We don't know if the problem with negotiating a new lease for the Buffalo Bills qualifies merely as an incomplete pass or if a referee should be throwing a flag on the play, but this much is certain: Everyone needs to regroup and get back in the game.
Keeping the Bills in Buffalo, which will require expensive improvements to Ralph Wilson Stadium, is crucial not only to the economy but to the heart of Western New York. The region bleeds blue.
But the converse is also true: Public funding of improvements to the stadium also requires a commitment by the Bills to remain here. New York and Erie County taxpayers cannot be asked to pony up hundreds of millions of dollars just to see the team pack up and go.
Some part of that equation has broken down in negotiations that involve the Bills, the state of New York and Erie County. The Bills complained to The Buffalo News that because of the state, talks are "stalled in a holding pattern."

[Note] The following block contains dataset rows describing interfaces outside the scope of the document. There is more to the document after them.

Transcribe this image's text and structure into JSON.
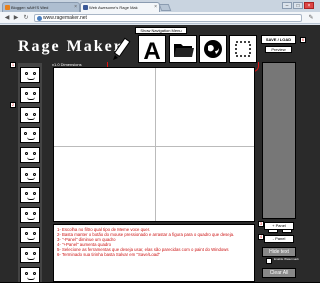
{
  "browser": {
    "tabs": [
      {
        "label": "Blogger: sAtH'S Wed",
        "fav_color": "#e8811c"
      },
      {
        "label": "Web Awesome's Rage Mak",
        "fav_color": "#3b5998"
      }
    ],
    "url": "www.ragemaker.net"
  },
  "app": {
    "logo": "Rage Maker",
    "menu_label": "Show Navigation Menu",
    "save_label": "SAVE / LOAD",
    "preview_label": "Preview",
    "canvas_info": "v1.0   Dimensions",
    "panel_add": "+ Panel",
    "panel_remove": "- Panel",
    "hide_text": "Hide text",
    "watermark": "Enable Watermark",
    "clear_all": "Clear All",
    "badges": {
      "b1": "1",
      "b2": "2",
      "b3": "3",
      "b4": "4",
      "b5": "5",
      "b6": "6"
    },
    "instructions": [
      "1- Escolha no filtro qual tipo de Meme voce quer.",
      "2- Basta manter o botão do mouse pressionado e arrastar a figura para o quadro que deseja.",
      "3- \"-Panel\" diminue um quadro",
      "4- \"+Panel\" aumenta quadro",
      "5- Selecione as ferramentas que deseja usar, elas são parecidas com o paint do Windows",
      "6- Terminado sua tirinha basta Salvar em \"Save/Load\""
    ],
    "accent_color": "#dd1111"
  }
}
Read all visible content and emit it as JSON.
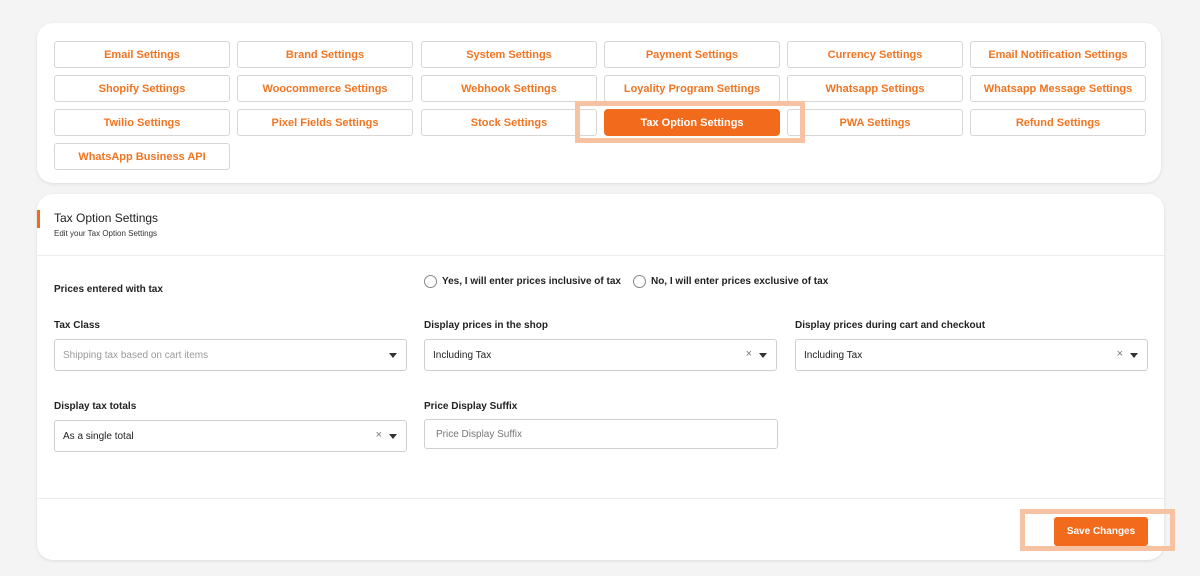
{
  "settings_nav": {
    "buttons": [
      "Email Settings",
      "Brand Settings",
      "System Settings",
      "Payment Settings",
      "Currency Settings",
      "Email Notification Settings",
      "Shopify Settings",
      "Woocommerce Settings",
      "Webhook Settings",
      "Loyality Program Settings",
      "Whatsapp Settings",
      "Whatsapp Message Settings",
      "Twilio Settings",
      "Pixel Fields Settings",
      "Stock Settings",
      "Tax Option Settings",
      "PWA Settings",
      "Refund Settings",
      "WhatsApp Business API"
    ],
    "active": "Tax Option Settings"
  },
  "form": {
    "title": "Tax Option Settings",
    "subtitle": "Edit your Tax Option Settings",
    "prices_entered_label": "Prices entered with tax",
    "radio_inclusive": "Yes, I will enter prices inclusive of tax",
    "radio_exclusive": "No, I will enter prices exclusive of tax",
    "tax_class": {
      "label": "Tax Class",
      "placeholder": "Shipping tax based on cart items"
    },
    "display_shop": {
      "label": "Display prices in the shop",
      "value": "Including Tax"
    },
    "display_cart": {
      "label": "Display prices during cart and checkout",
      "value": "Including Tax"
    },
    "tax_totals": {
      "label": "Display tax totals",
      "value": "As a single total"
    },
    "suffix": {
      "label": "Price Display Suffix",
      "placeholder": "Price Display Suffix"
    },
    "save_label": "Save Changes",
    "clear_glyph": "×"
  },
  "colors": {
    "accent": "#f26b1d",
    "highlight": "#f6c2a1"
  }
}
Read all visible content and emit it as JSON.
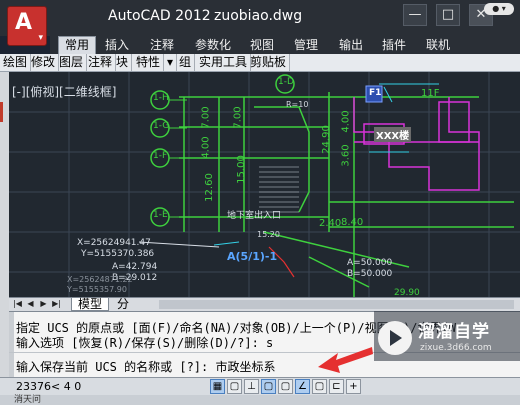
{
  "window": {
    "app_name": "AutoCAD 2012",
    "file_name": "zuobiao.dwg",
    "minimize_glyph": "—",
    "maximize_glyph": "□",
    "close_glyph": "✕",
    "app_glyph": "A",
    "app_caret": "▾"
  },
  "ribbon": {
    "tabs": [
      "常用",
      "插入",
      "注释",
      "参数化",
      "视图",
      "管理",
      "输出",
      "插件",
      "联机"
    ],
    "active_tab": "常用",
    "overflow_glyph": "● ▾",
    "panels": [
      "绘图",
      "修改",
      "图层",
      "注释",
      "块",
      "特性",
      "组",
      "实用工具",
      "剪贴板"
    ]
  },
  "viewport": {
    "label": "[-][俯视][二维线框]"
  },
  "drawing": {
    "grid_labels": [
      "1-H",
      "1-G",
      "1-F",
      "1-E",
      "1-D"
    ],
    "point_label": "A(5/1)-1",
    "coord_x1": "X=25624941.47",
    "coord_y1": "Y=5155370.386",
    "coord_a1": "A=42.794",
    "coord_b1": "B=29.012",
    "coord_x2": "X=25624871.22",
    "coord_y2": "Y=5155357.90",
    "coord_a2": "A=50.000",
    "coord_b2": "B=50.000",
    "entrance_label": "地下室出入口",
    "room_label": "XXX楼",
    "floor_label": "F1",
    "floor_tag": "11F",
    "dim_values": [
      "7.00",
      "4.00",
      "12.60",
      "7.00",
      "15.00",
      "4.00",
      "24.90",
      "3.60",
      "8.40",
      "2.40",
      "29.90",
      "R=10",
      "15.20"
    ]
  },
  "model_tabs": {
    "model": "模型",
    "layout": "分",
    "nav_first": "|◀",
    "nav_prev": "◀",
    "nav_next": "▶",
    "nav_last": "▶|"
  },
  "command": {
    "line1": "指定 UCS 的原点或 [面(F)/命名(NA)/对象(OB)/上一个(P)/视图(V)/世界(W",
    "line2": "输入选项 [恢复(R)/保存(S)/删除(D)/?]: s",
    "line3": "输入保存当前 UCS 的名称或 [?]: 市政坐标系"
  },
  "watermark": {
    "title": "溜溜自学",
    "url": "zixue.3d66.com"
  },
  "status": {
    "coords": "23376< 4   0",
    "buttons": [
      "▦",
      "▢",
      "⊥",
      "▢",
      "▢",
      "∠",
      "▢",
      "⊏",
      "+"
    ],
    "bottom_text": "消天问"
  },
  "colors": {
    "title_bg": "#2a2f36",
    "canvas_bg": "#212830",
    "cad_green": "#3ed03e",
    "cad_magenta": "#d832d8",
    "cad_cyan": "#34d0e6",
    "cad_red": "#e53030",
    "app_red": "#c8312e"
  }
}
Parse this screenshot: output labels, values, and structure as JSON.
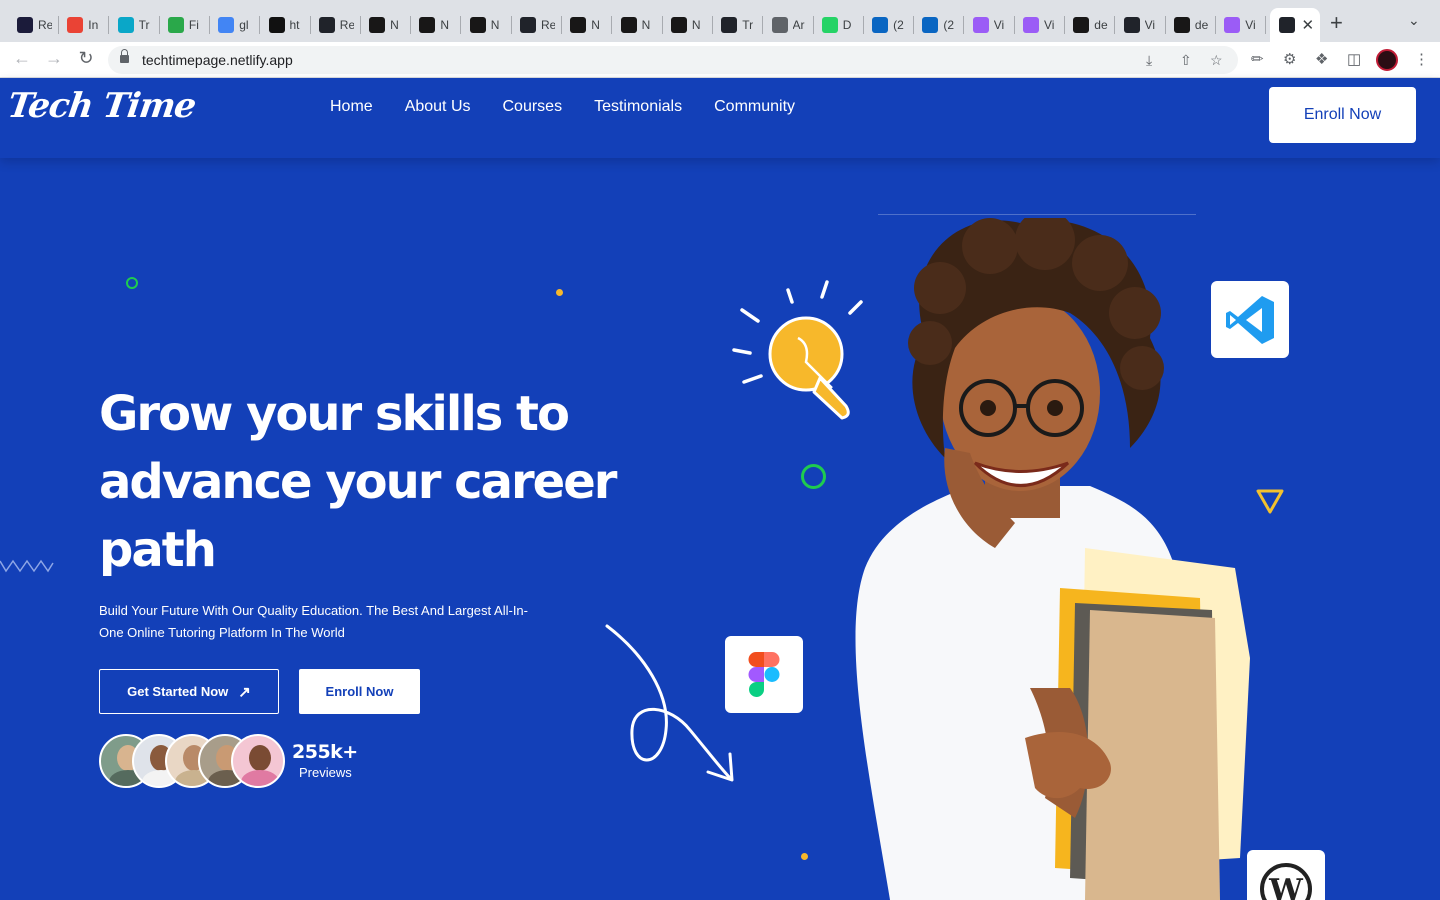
{
  "browser": {
    "tabs": [
      {
        "icon": "rx-icon",
        "label": "Re",
        "color": "#1b1b3a"
      },
      {
        "icon": "gmail-icon",
        "label": "In",
        "color": "#ea4335"
      },
      {
        "icon": "trello-icon",
        "label": "Tr",
        "color": "#0aa7c8"
      },
      {
        "icon": "infinity-icon",
        "label": "Fi",
        "color": "#2aa84a"
      },
      {
        "icon": "docs-icon",
        "label": "gl",
        "color": "#4285f4"
      },
      {
        "icon": "triangle-icon",
        "label": "ht",
        "color": "#111111"
      },
      {
        "icon": "react-icon",
        "label": "Re",
        "color": "#20232a"
      },
      {
        "icon": "github-icon",
        "label": "N",
        "color": "#181717"
      },
      {
        "icon": "github-icon",
        "label": "N",
        "color": "#181717"
      },
      {
        "icon": "github-icon",
        "label": "N",
        "color": "#181717"
      },
      {
        "icon": "react-icon",
        "label": "Re",
        "color": "#20232a"
      },
      {
        "icon": "github-icon",
        "label": "N",
        "color": "#181717"
      },
      {
        "icon": "github-icon",
        "label": "N",
        "color": "#181717"
      },
      {
        "icon": "github-icon",
        "label": "N",
        "color": "#181717"
      },
      {
        "icon": "react-icon",
        "label": "Tr",
        "color": "#20232a"
      },
      {
        "icon": "globe-icon",
        "label": "Ar",
        "color": "#5f6368"
      },
      {
        "icon": "whatsapp-icon",
        "label": "D",
        "color": "#25d366"
      },
      {
        "icon": "linkedin-icon",
        "label": "(2",
        "color": "#0a66c2"
      },
      {
        "icon": "linkedin-icon",
        "label": "(2",
        "color": "#0a66c2"
      },
      {
        "icon": "vite-icon",
        "label": "Vi",
        "color": "#9b5cf6"
      },
      {
        "icon": "vite-icon",
        "label": "Vi",
        "color": "#9b5cf6"
      },
      {
        "icon": "github-icon",
        "label": "de",
        "color": "#181717"
      },
      {
        "icon": "react-icon",
        "label": "Vi",
        "color": "#20232a"
      },
      {
        "icon": "github-icon",
        "label": "de",
        "color": "#181717"
      },
      {
        "icon": "vite-icon",
        "label": "Vi",
        "color": "#9b5cf6"
      }
    ],
    "url": "techtimepage.netlify.app"
  },
  "header": {
    "logo": "Tech Time",
    "nav": [
      "Home",
      "About Us",
      "Courses",
      "Testimonials",
      "Community"
    ],
    "enroll_label": "Enroll Now"
  },
  "hero": {
    "title_lines": [
      "Grow your skills to",
      "advance your career",
      "path"
    ],
    "subtitle": "Build Your Future With Our Quality Education. The Best And Largest All-In-One Online Tutoring Platform In The World",
    "primary_cta": "Get Started Now",
    "secondary_cta": "Enroll Now",
    "stat_value": "255k+",
    "stat_label": "Previews"
  },
  "colors": {
    "brand_blue": "#1340b8",
    "accent_green": "#1fcb4f",
    "accent_yellow": "#f7b82b"
  }
}
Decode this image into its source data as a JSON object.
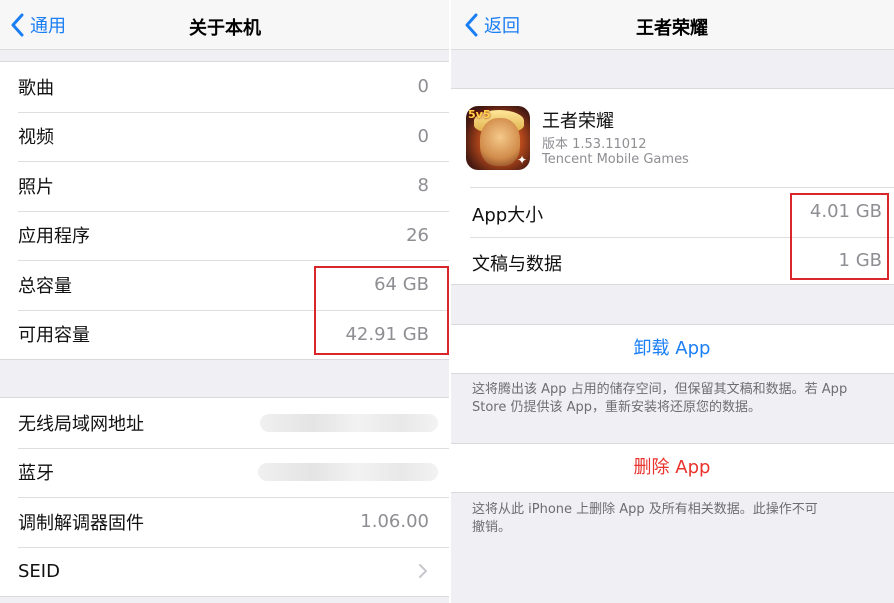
{
  "left": {
    "nav": {
      "back_label": "通用",
      "title": "关于本机"
    },
    "group1": [
      {
        "label": "歌曲",
        "value": "0"
      },
      {
        "label": "视频",
        "value": "0"
      },
      {
        "label": "照片",
        "value": "8"
      },
      {
        "label": "应用程序",
        "value": "26"
      },
      {
        "label": "总容量",
        "value": "64 GB"
      },
      {
        "label": "可用容量",
        "value": "42.91 GB"
      }
    ],
    "group2": [
      {
        "label": "无线局域网地址",
        "value": ""
      },
      {
        "label": "蓝牙",
        "value": ""
      },
      {
        "label": "调制解调器固件",
        "value": "1.06.00"
      },
      {
        "label": "SEID",
        "value": ""
      }
    ]
  },
  "right": {
    "nav": {
      "back_label": "返回",
      "title": "王者荣耀"
    },
    "app": {
      "icon_badge": "5v5",
      "name": "王者荣耀",
      "version": "版本 1.53.11012",
      "developer": "Tencent Mobile Games"
    },
    "storage": [
      {
        "label": "App大小",
        "value": "4.01 GB"
      },
      {
        "label": "文稿与数据",
        "value": "1 GB"
      }
    ],
    "offload": {
      "label": "卸载 App",
      "note": "这将腾出该 App 占用的储存空间，但保留其文稿和数据。若 App Store 仍提供该 App，重新安装将还原您的数据。"
    },
    "delete": {
      "label": "删除 App",
      "note": "这将从此 iPhone 上删除 App 及所有相关数据。此操作不可撤销。"
    }
  },
  "colors": {
    "accent_blue": "#1a7ef5",
    "destructive_red": "#e8322b",
    "highlight_red": "#d9262b",
    "background_gray": "#efeff4"
  },
  "icons": [
    "chevron-left-icon",
    "chevron-right-icon",
    "app-icon"
  ]
}
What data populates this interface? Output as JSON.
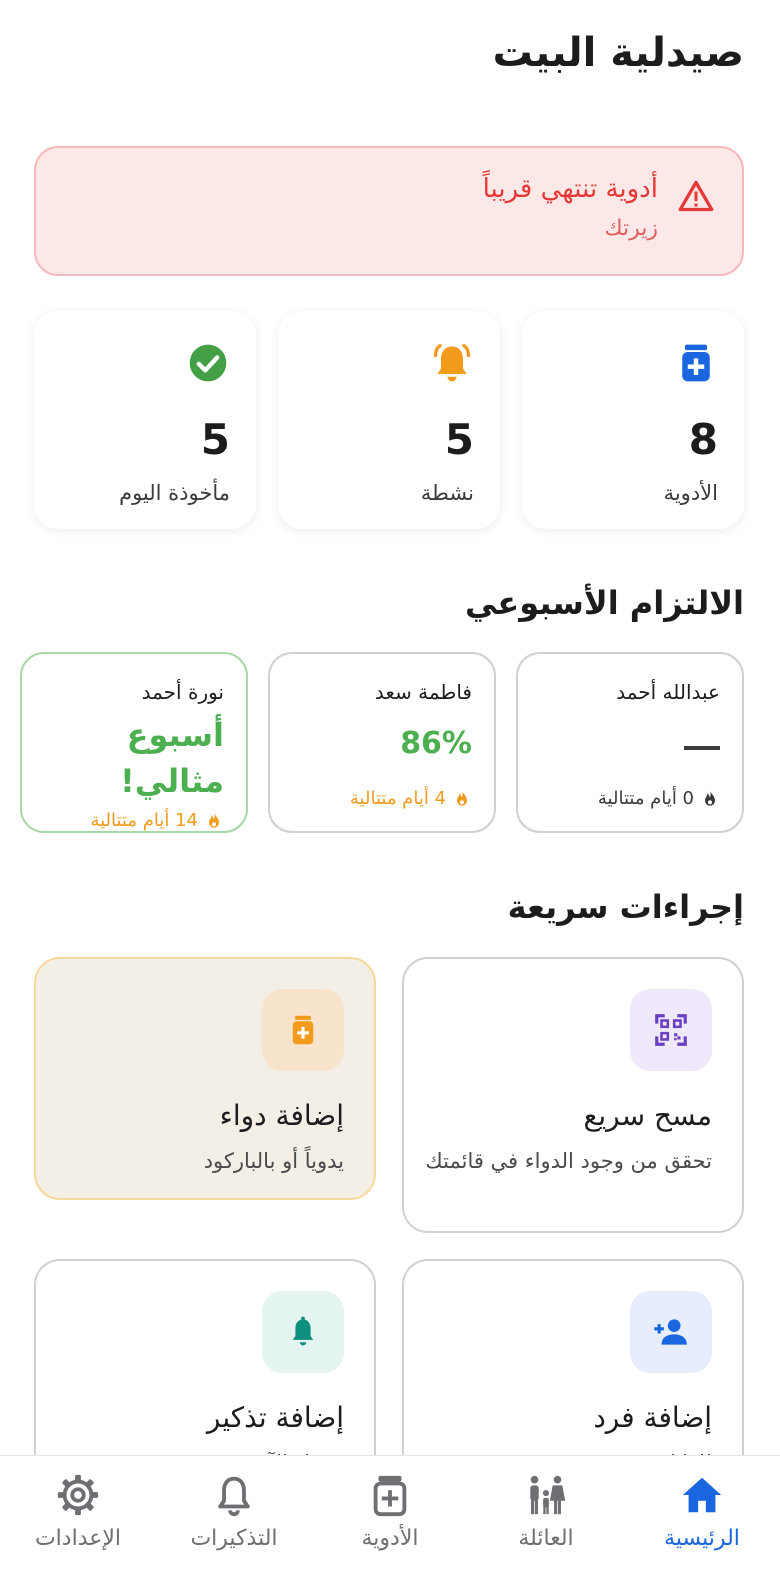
{
  "app": {
    "title": "صيدلية البيت"
  },
  "alert": {
    "title": "أدوية تنتهي قريباً",
    "subtitle": "زيرتك",
    "icon": "warning-triangle-icon",
    "color": "#e53935"
  },
  "stats": [
    {
      "label": "الأدوية",
      "value": "8",
      "icon": "medicine-bottle-icon",
      "color": "#1a66e0"
    },
    {
      "label": "نشطة",
      "value": "5",
      "icon": "bell-icon",
      "color": "#f29b1d"
    },
    {
      "label": "مأخوذة اليوم",
      "value": "5",
      "icon": "check-circle-icon",
      "color": "#43a047"
    }
  ],
  "adherence": {
    "title": "الالتزام الأسبوعي",
    "members": [
      {
        "name": "عبدالله أحمد",
        "value": "—",
        "streak": "0 أيام متتالية"
      },
      {
        "name": "فاطمة سعد",
        "value": "86%",
        "streak": "4 أيام متتالية"
      },
      {
        "name": "نورة أحمد",
        "value_line1": "أسبوع",
        "value_line2": "مثالي!",
        "streak": "14 أيام متتالية"
      }
    ]
  },
  "quick_actions": {
    "title": "إجراءات سريعة",
    "items": [
      {
        "title": "مسح سريع",
        "subtitle": "تحقق من وجود الدواء في قائمتك",
        "icon": "qr-scan-icon"
      },
      {
        "title": "إضافة دواء",
        "subtitle": "يدوياً أو بالباركود",
        "icon": "medicine-bottle-icon"
      },
      {
        "title": "إضافة فرد",
        "subtitle": "للعائلة",
        "icon": "add-person-icon"
      },
      {
        "title": "إضافة تذكير",
        "subtitle": "جدول الآن",
        "icon": "bell-icon"
      }
    ]
  },
  "nav": {
    "items": [
      {
        "label": "الرئيسية",
        "icon": "home-icon",
        "active": true
      },
      {
        "label": "العائلة",
        "icon": "family-icon",
        "active": false
      },
      {
        "label": "الأدوية",
        "icon": "medicine-bottle-icon",
        "active": false
      },
      {
        "label": "التذكيرات",
        "icon": "bell-icon",
        "active": false
      },
      {
        "label": "الإعدادات",
        "icon": "gear-icon",
        "active": false
      }
    ]
  },
  "colors": {
    "accent": "#1a66e0",
    "success": "#4caf50",
    "warning": "#f29b1d",
    "danger": "#e53935"
  }
}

Albany will be expected to fund the largest part of the stadium improvements. The administration of Gov. Andrew M. Cuomo flatly rejected the Bills' characterization, with a spokesman declaring that the state has the money to improve the stadium and wants to get the deal done. The holdup, he said, lies in the Bills' refusal to commit to a long-term agreement to stay in Buffalo.
Cuomo has repeatedly committed the state to funding the necessary improvements to Ralph Wilson Stadium. It is time for Ralph Wilson and the Bills to commit to staying in Buffalo, and to agree to make that commitment part of the new lease.
This is, perhaps, nothing other than what would be expected in any high-stakes negotiation. Each side pushes hard to get what it wants before finding common ground. The state wants to spend as little as possible to keep the Bills, and the Bills want as few conditions as possible to secure improvements to the stadium. It is possible to see recent news stories as a bid to use the media to raise pressure on the state.
Of course, only the people in the room truly know the status of the negotiations and what the obstacles are. It is fair to observe, though, that Cuomo has been clear in his understanding of the need to keep the Bills here, while the Bills have not been forthcoming at all about the team's commitment to Buffalo.
This region needs to keep the Bills here, but it needs to do so within the context of an agreement that is fair to all parties. That emphatically includes the taxpayers, who will be on the hook for stadium improvements that are expected to cost between $200 million and $220 million.
Cuomo could kiss his political aspirations goodbye if he spent $220 million to improve an unoccupied stadium. It would be New York's version of the Alaskan bridge to nowhere.
With talks on a long-term lease stalled, the parties are now concentrating on extending the current lease for a year while negotiations on a long-term lease continue.
There is no reason a long-term deal cannot be done if everyone has an honest intent to come to a fair agreement. If anyone lacks that intent, though, Buffalo may be in trouble.